However, Alabama received a jolt on Wednesday when it announced offensive line coach and former Jaguars coach Doug Marrone and offensive coordinator Bill O'Brien tested positive for the virus. In a statement, the school said it expects both to be able to coach in the game next week.
Michigan also announced that its entire team will receive COVID-19 booster shots this week
If both teams in one of those games can’t play, it would be declared no contest and the winner of the other semifinal will be the national champion.
If three of the four teams can’t play, the semifinal game with two teams unable to play will be declared no contest and the remaining team in the other game will be declared the CFP national champion.
If teams cannot participate in the Fiesta (Notre Dame vs. Oklahoma State) or the Peach (Michigan State vs. Pittsburgh), attempts will be made for alternate dates within a week of the original day.

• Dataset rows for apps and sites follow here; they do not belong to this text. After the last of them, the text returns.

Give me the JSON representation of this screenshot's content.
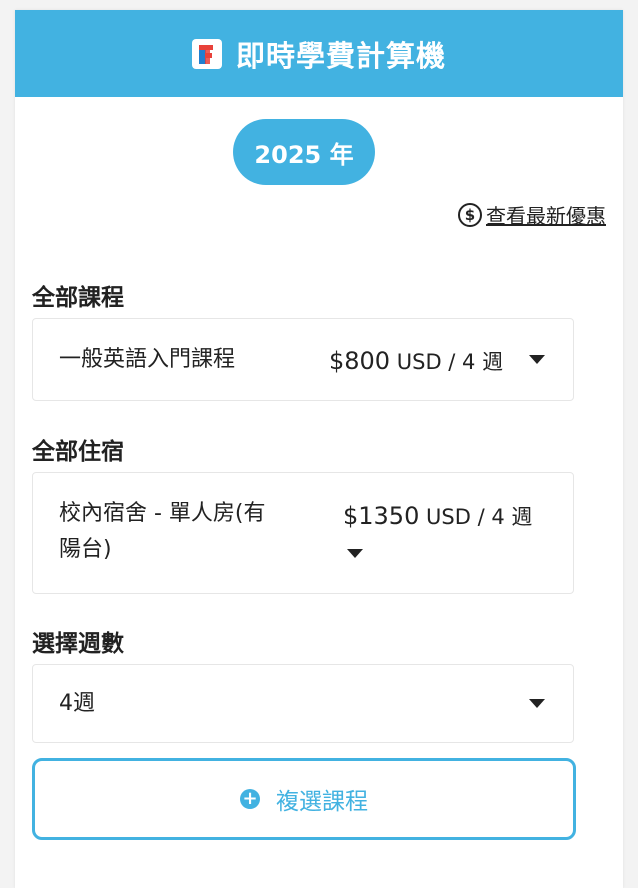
{
  "header": {
    "title": "即時學費計算機",
    "logo_letter": "F"
  },
  "year": {
    "label": "2025 年"
  },
  "promo": {
    "icon": "dollar-circle-icon",
    "label": "查看最新優惠"
  },
  "courses": {
    "label": "全部課程",
    "selected": {
      "name": "一般英語入門課程",
      "price": "$800",
      "unit": " USD / 4 週"
    }
  },
  "accommodation": {
    "label": "全部住宿",
    "selected": {
      "name_line1": "校內宿舍 - 單人房(有",
      "name_line2": "陽台)",
      "price": "$1350",
      "unit": " USD / 4 週"
    }
  },
  "weeks": {
    "label": "選擇週數",
    "selected": "4週"
  },
  "add_course": {
    "icon": "plus-circle-icon",
    "label": "複選課程"
  },
  "colors": {
    "accent": "#42b2e1",
    "text": "#222222",
    "background": "#f3f3f3"
  }
}
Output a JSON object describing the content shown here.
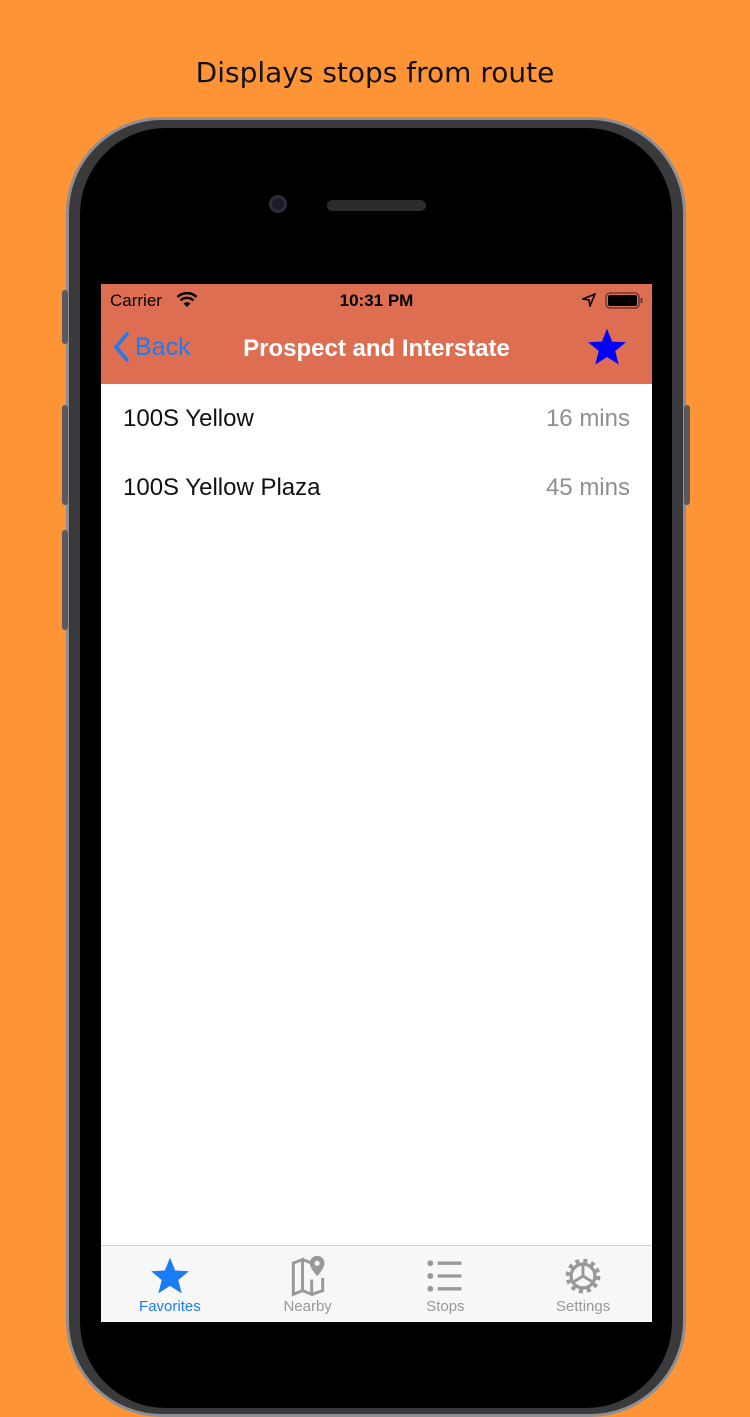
{
  "caption": "Displays stops from route",
  "status_bar": {
    "carrier": "Carrier",
    "time": "10:31 PM"
  },
  "nav": {
    "back_label": "Back",
    "title": "Prospect and Interstate"
  },
  "stops": [
    {
      "name": "100S Yellow",
      "time": "16 mins"
    },
    {
      "name": "100S Yellow Plaza",
      "time": "45 mins"
    }
  ],
  "tabs": [
    {
      "label": "Favorites",
      "icon": "star-icon",
      "active": true
    },
    {
      "label": "Nearby",
      "icon": "map-pin-icon"
    },
    {
      "label": "Stops",
      "icon": "list-icon"
    },
    {
      "label": "Settings",
      "icon": "gear-icon"
    }
  ],
  "colors": {
    "background": "#FF9437",
    "header": "#DD6E52",
    "accent": "#1A7CF5",
    "favorite_star": "#0000FF"
  }
}
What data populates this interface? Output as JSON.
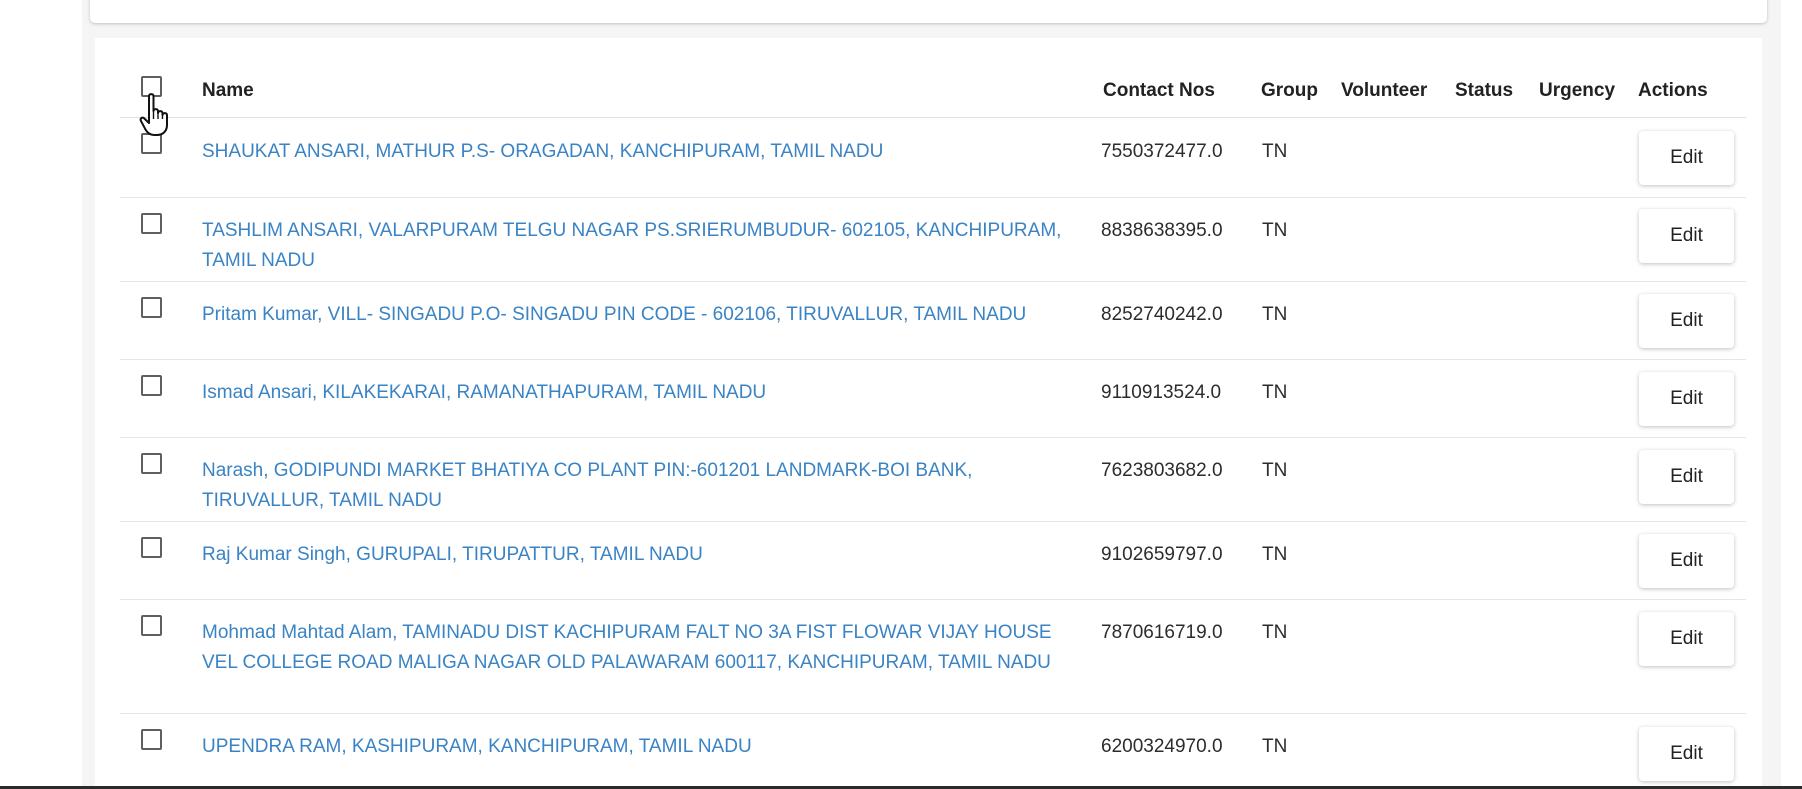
{
  "table": {
    "headers": {
      "name": "Name",
      "contact": "Contact Nos",
      "group": "Group",
      "volunteer": "Volunteer",
      "status": "Status",
      "urgency": "Urgency",
      "actions": "Actions"
    },
    "rows": [
      {
        "name": "SHAUKAT ANSARI, MATHUR P.S- ORAGADAN, KANCHIPURAM, TAMIL NADU",
        "contact": "7550372477.0",
        "group": "TN",
        "action": "Edit"
      },
      {
        "name": "TASHLIM ANSARI, VALARPURAM TELGU NAGAR PS.SRIERUMBUDUR- 602105, KANCHIPURAM, TAMIL NADU",
        "contact": "8838638395.0",
        "group": "TN",
        "action": "Edit"
      },
      {
        "name": "Pritam Kumar, VILL- SINGADU P.O- SINGADU PIN CODE - 602106, TIRUVALLUR, TAMIL NADU",
        "contact": "8252740242.0",
        "group": "TN",
        "action": "Edit"
      },
      {
        "name": "Ismad Ansari, KILAKEKARAI, RAMANATHAPURAM, TAMIL NADU",
        "contact": "9110913524.0",
        "group": "TN",
        "action": "Edit"
      },
      {
        "name": "Narash, GODIPUNDI MARKET BHATIYA CO PLANT PIN:-601201 LANDMARK-BOI BANK, TIRUVALLUR, TAMIL NADU",
        "contact": "7623803682.0",
        "group": "TN",
        "action": "Edit"
      },
      {
        "name": "Raj Kumar Singh, GURUPALI, TIRUPATTUR, TAMIL NADU",
        "contact": "9102659797.0",
        "group": "TN",
        "action": "Edit"
      },
      {
        "name": "Mohmad Mahtad Alam, TAMINADU DIST KACHIPURAM FALT NO 3A FIST FLOWAR VIJAY HOUSE VEL COLLEGE ROAD MALIGA NAGAR OLD PALAWARAM 600117, KANCHIPURAM, TAMIL NADU",
        "contact": "7870616719.0",
        "group": "TN",
        "action": "Edit"
      },
      {
        "name": "UPENDRA RAM, KASHIPURAM, KANCHIPURAM, TAMIL NADU",
        "contact": "6200324970.0",
        "group": "TN",
        "action": "Edit"
      }
    ]
  },
  "icons": {
    "cursor": "hand-pointer-icon"
  }
}
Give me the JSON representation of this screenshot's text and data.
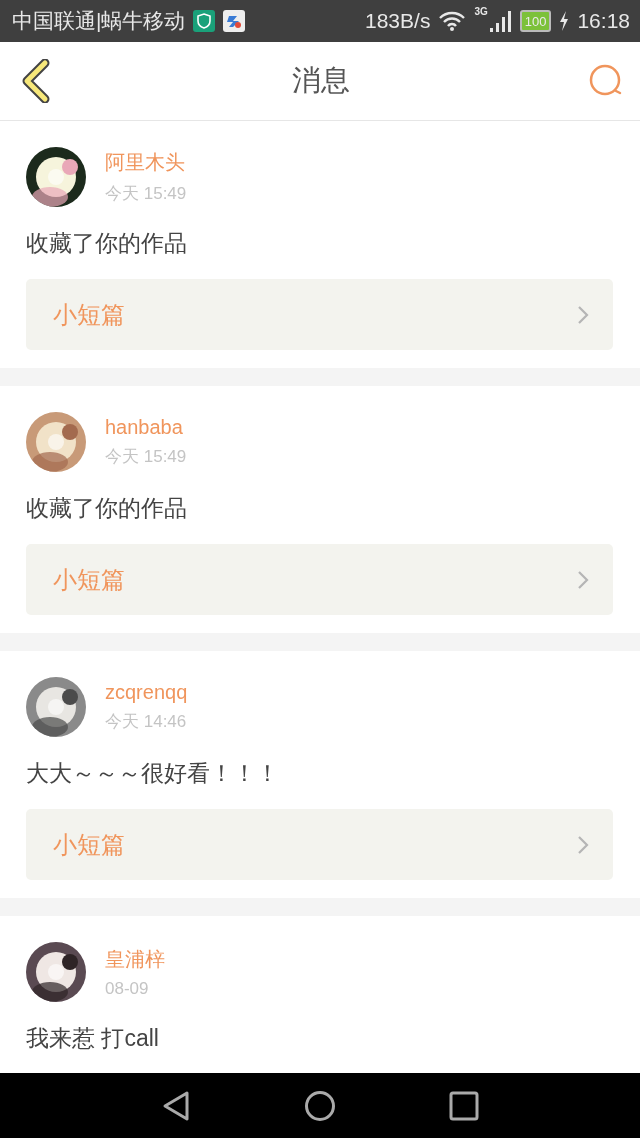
{
  "status_bar": {
    "carrier": "中国联通|蜗牛移动",
    "speed": "183B/s",
    "network": "3G",
    "battery": "100",
    "time": "16:18"
  },
  "header": {
    "title": "消息"
  },
  "messages": [
    {
      "user": "阿里木头",
      "time": "今天 15:49",
      "text": "收藏了你的作品",
      "work": "小短篇"
    },
    {
      "user": "hanbaba",
      "time": "今天 15:49",
      "text": "收藏了你的作品",
      "work": "小短篇"
    },
    {
      "user": "zcqrenqq",
      "time": "今天 14:46",
      "text": "大大～～～很好看！！！",
      "work": "小短篇"
    },
    {
      "user": "皇浦梓",
      "time": "08-09",
      "text": "我来惹 打call"
    }
  ]
}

If no date can be found, the game will be no contest.
The Rose Bowl (Ohio State vs. Utah) and the Sugar Bowl (Ole Miss vs. Baylor) don’t fall under the CFP guidelines this season.
The national championship game will be played no later than Jan. 14, if the semifinals are conducted, and one or both of the teams are unable to play on the scheduled date of Jan. 10.
This article originally appeared on Florida Times-Union: Gator Bowl: Illinois, Northern Illinois could replace Texas A&M